Celebrities like actor Ha Yeon-soo and singer HyunA have been seen sporting the Balenciaga cap, the design of which has been inspired by US politician Bernie Sanders’ 2016 presidential campaign logo.
The Jesse Jackson-inspired T-shirts appear within reach for a wider demographic, as they are sold at a much cheaper price, ranging between 10,000 and 20,000 won.
Other than being seen as fashionable, the two items share another thing in common. They are both inspired by progressive US presidential campaigns from the past, yet their origins receive little to no attention from South Korean consumers.
The comments from major Web portal Naver speak volumes.
“It hugs my body perfectly,” one comment about Jesse Jackson T-shirts read, while another said, “It goes well with my denim.”
YouTuber Seni, who specializes in makeup and fashion, did a video on a hip-hop festival look in September, which she complete with the Bernie Sanders-inspired Balenciaga cap.
During the video, the YouTuber got ready for a music festival but the background knowledge behind the cap’s design did not take center stage.
Online fashion retailer Yuiiyuii, which sells Jesse Jackson T-shirts, says it’s mostly the design of the shirt that has gained popularity despite its originally political nature.
“Not just Jesse Jackson but other T-shirts with similar fonts and colors gained popularity beginning around last summer.”

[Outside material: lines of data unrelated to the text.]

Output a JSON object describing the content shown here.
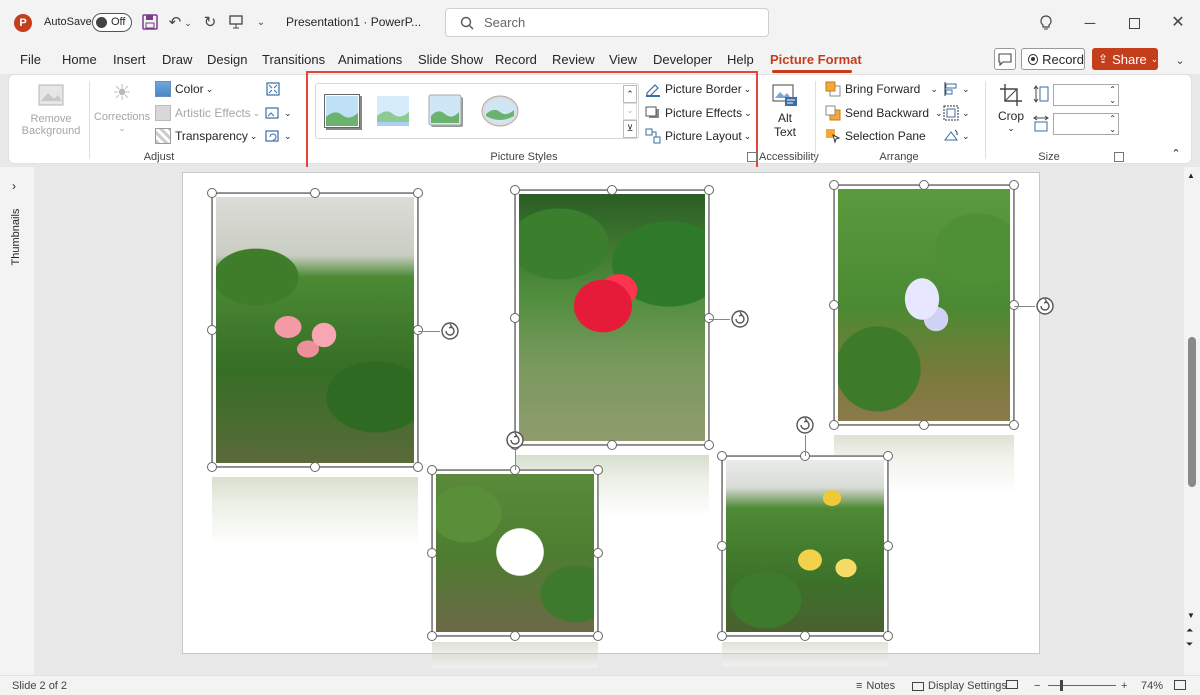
{
  "titlebar": {
    "autosave_label": "AutoSave",
    "autosave_state": "Off",
    "doc_title": "Presentation1 · PowerP...",
    "search_placeholder": "Search"
  },
  "tabs": [
    "File",
    "Home",
    "Insert",
    "Draw",
    "Design",
    "Transitions",
    "Animations",
    "Slide Show",
    "Record",
    "Review",
    "View",
    "Developer",
    "Help",
    "Picture Format"
  ],
  "active_tab": "Picture Format",
  "actions": {
    "record": "Record",
    "share": "Share"
  },
  "ribbon": {
    "remove_background": [
      "Remove",
      "Background"
    ],
    "corrections": "Corrections",
    "color": "Color",
    "artistic_effects": "Artistic Effects",
    "transparency": "Transparency",
    "adjust_label": "Adjust",
    "picture_styles_label": "Picture Styles",
    "picture_border": "Picture Border",
    "picture_effects": "Picture Effects",
    "picture_layout": "Picture Layout",
    "alt_text": [
      "Alt",
      "Text"
    ],
    "accessibility_label": "Accessibility",
    "bring_forward": "Bring Forward",
    "send_backward": "Send Backward",
    "selection_pane": "Selection Pane",
    "arrange_label": "Arrange",
    "crop": "Crop",
    "size_label": "Size"
  },
  "leftrail": {
    "thumbnails": "Thumbnails"
  },
  "status": {
    "slide_counter": "Slide 2 of 2",
    "notes": "Notes",
    "display_settings": "Display Settings",
    "zoom": "74%"
  },
  "colors": {
    "accent": "#c43e1c",
    "highlight_box": "#e0463a",
    "share_bg": "#c43e1c"
  }
}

While the two figures once contended for the leadership of the United States, their profile in Korea is not as strong as other US political figures such as President Obama and former Democratic presidential nominee Hillary Clinton.

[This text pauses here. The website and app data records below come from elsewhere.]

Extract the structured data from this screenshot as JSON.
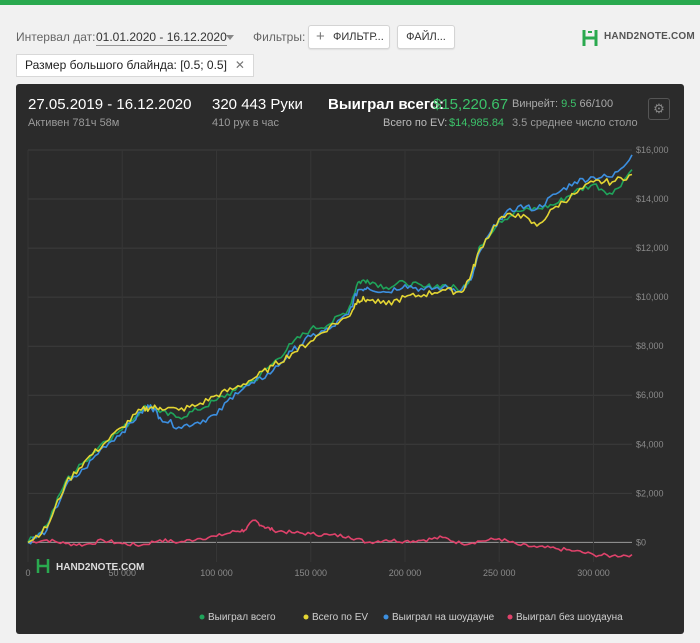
{
  "filters": {
    "interval_label": "Интервал дат:",
    "interval_value": "01.01.2020 - 16.12.2020",
    "filters_label": "Фильтры:",
    "filter_button": "ФИЛЬТР...",
    "files_button": "ФАЙЛ...",
    "chip_label": "Размер большого блайнда: [0.5; 0.5]",
    "chip_close": "✕"
  },
  "brand": {
    "logo_text": "HAND2NOTE.COM",
    "brand_color": "#2aa94f"
  },
  "stats": {
    "date_range": "27.05.2019 - 16.12.2020",
    "active": "Активен 781ч 58м",
    "hands": "320 443 Руки",
    "hands_per_hour": "410 рук в час",
    "won_label": "Выиграл всего:",
    "won_value": "$15,220.67",
    "ev_label": "Всего по EV:",
    "ev_value": "$14,985.84",
    "winrate_label": "Винрейт:",
    "winrate_value": "9.5",
    "winrate_suffix": "66/100",
    "tables": "3.5 среднее число столо"
  },
  "chart_data": {
    "type": "line",
    "xlabel": "",
    "ylabel": "",
    "x_ticks": [
      "0",
      "50 000",
      "100 000",
      "150 000",
      "200 000",
      "250 000",
      "300 000"
    ],
    "y_ticks": [
      "$0",
      "$2,000",
      "$4,000",
      "$6,000",
      "$8,000",
      "$10,000",
      "$12,000",
      "$14,000",
      "$16,000"
    ],
    "xlim": [
      0,
      320443
    ],
    "ylim": [
      -800,
      16000
    ],
    "grid": true,
    "legend_position": "bottom",
    "watermark": "HAND2NOTE.COM",
    "series": [
      {
        "name": "Выиграл всего",
        "color": "#1fa35a",
        "x": [
          0,
          10000,
          20000,
          30000,
          40000,
          50000,
          60000,
          65000,
          70000,
          80000,
          90000,
          100000,
          110000,
          120000,
          130000,
          140000,
          150000,
          160000,
          170000,
          175000,
          180000,
          190000,
          200000,
          210000,
          220000,
          230000,
          235000,
          240000,
          250000,
          260000,
          270000,
          280000,
          290000,
          300000,
          310000,
          320443
        ],
        "y": [
          0,
          700,
          2500,
          3300,
          4100,
          4600,
          5400,
          5600,
          5300,
          5100,
          5400,
          5800,
          6200,
          6600,
          7300,
          8100,
          8700,
          8900,
          9500,
          10600,
          10700,
          10400,
          10600,
          10400,
          10500,
          10300,
          10800,
          12100,
          13100,
          13500,
          13600,
          13800,
          14300,
          14600,
          14200,
          15200
        ]
      },
      {
        "name": "Всего по EV",
        "color": "#e3d533",
        "x": [
          0,
          10000,
          20000,
          30000,
          40000,
          50000,
          60000,
          65000,
          70000,
          80000,
          90000,
          100000,
          110000,
          120000,
          130000,
          140000,
          150000,
          160000,
          170000,
          175000,
          180000,
          190000,
          200000,
          210000,
          220000,
          230000,
          235000,
          240000,
          250000,
          260000,
          270000,
          280000,
          290000,
          300000,
          310000,
          320443
        ],
        "y": [
          0,
          600,
          2400,
          3300,
          4000,
          4700,
          5400,
          5500,
          5500,
          5400,
          5600,
          6000,
          6300,
          6700,
          7200,
          7700,
          8200,
          8800,
          9200,
          9900,
          9900,
          9700,
          10000,
          10100,
          10300,
          10200,
          10900,
          12000,
          13200,
          13400,
          12900,
          13700,
          14200,
          14700,
          14700,
          15000
        ]
      },
      {
        "name": "Выиграл на шоудауне",
        "color": "#3c8fe0",
        "x": [
          0,
          10000,
          20000,
          30000,
          40000,
          50000,
          60000,
          65000,
          70000,
          80000,
          90000,
          100000,
          110000,
          120000,
          130000,
          140000,
          150000,
          160000,
          170000,
          175000,
          180000,
          190000,
          200000,
          210000,
          220000,
          230000,
          235000,
          240000,
          250000,
          260000,
          270000,
          280000,
          290000,
          300000,
          310000,
          320443
        ],
        "y": [
          0,
          500,
          2300,
          3000,
          3900,
          4500,
          5300,
          5600,
          5100,
          4700,
          4900,
          5200,
          6100,
          6500,
          7000,
          7800,
          8400,
          8700,
          9300,
          10300,
          10400,
          10200,
          10500,
          10300,
          10400,
          10300,
          10700,
          11900,
          13200,
          13700,
          13600,
          14200,
          14700,
          14900,
          14900,
          15800
        ]
      },
      {
        "name": "Выиграл без шоудауна",
        "color": "#e0426b",
        "x": [
          0,
          10000,
          20000,
          30000,
          40000,
          50000,
          60000,
          70000,
          80000,
          90000,
          100000,
          110000,
          115000,
          120000,
          125000,
          130000,
          140000,
          150000,
          160000,
          170000,
          180000,
          190000,
          200000,
          210000,
          220000,
          230000,
          240000,
          250000,
          260000,
          270000,
          280000,
          290000,
          300000,
          310000,
          320443
        ],
        "y": [
          0,
          100,
          -50,
          -100,
          80,
          -50,
          -120,
          100,
          0,
          150,
          250,
          450,
          500,
          900,
          650,
          500,
          400,
          350,
          300,
          250,
          0,
          100,
          50,
          100,
          200,
          -50,
          50,
          150,
          -100,
          -200,
          -250,
          -350,
          -500,
          -550,
          -500
        ]
      }
    ]
  }
}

On a rare occasion in September, Jesse Jackson met with President Moon Jae-in during his visit to New York to attend the United Nations General Assembly.
During the meeting, Jackson praised Moon’s North Korea policy and called the South Korean president a “breath of fresh air,” adding Moon was following in the footsteps of South African President Nelson Mandela and South Korean President Kim Dae-jung.
(Source: The Korea Herald)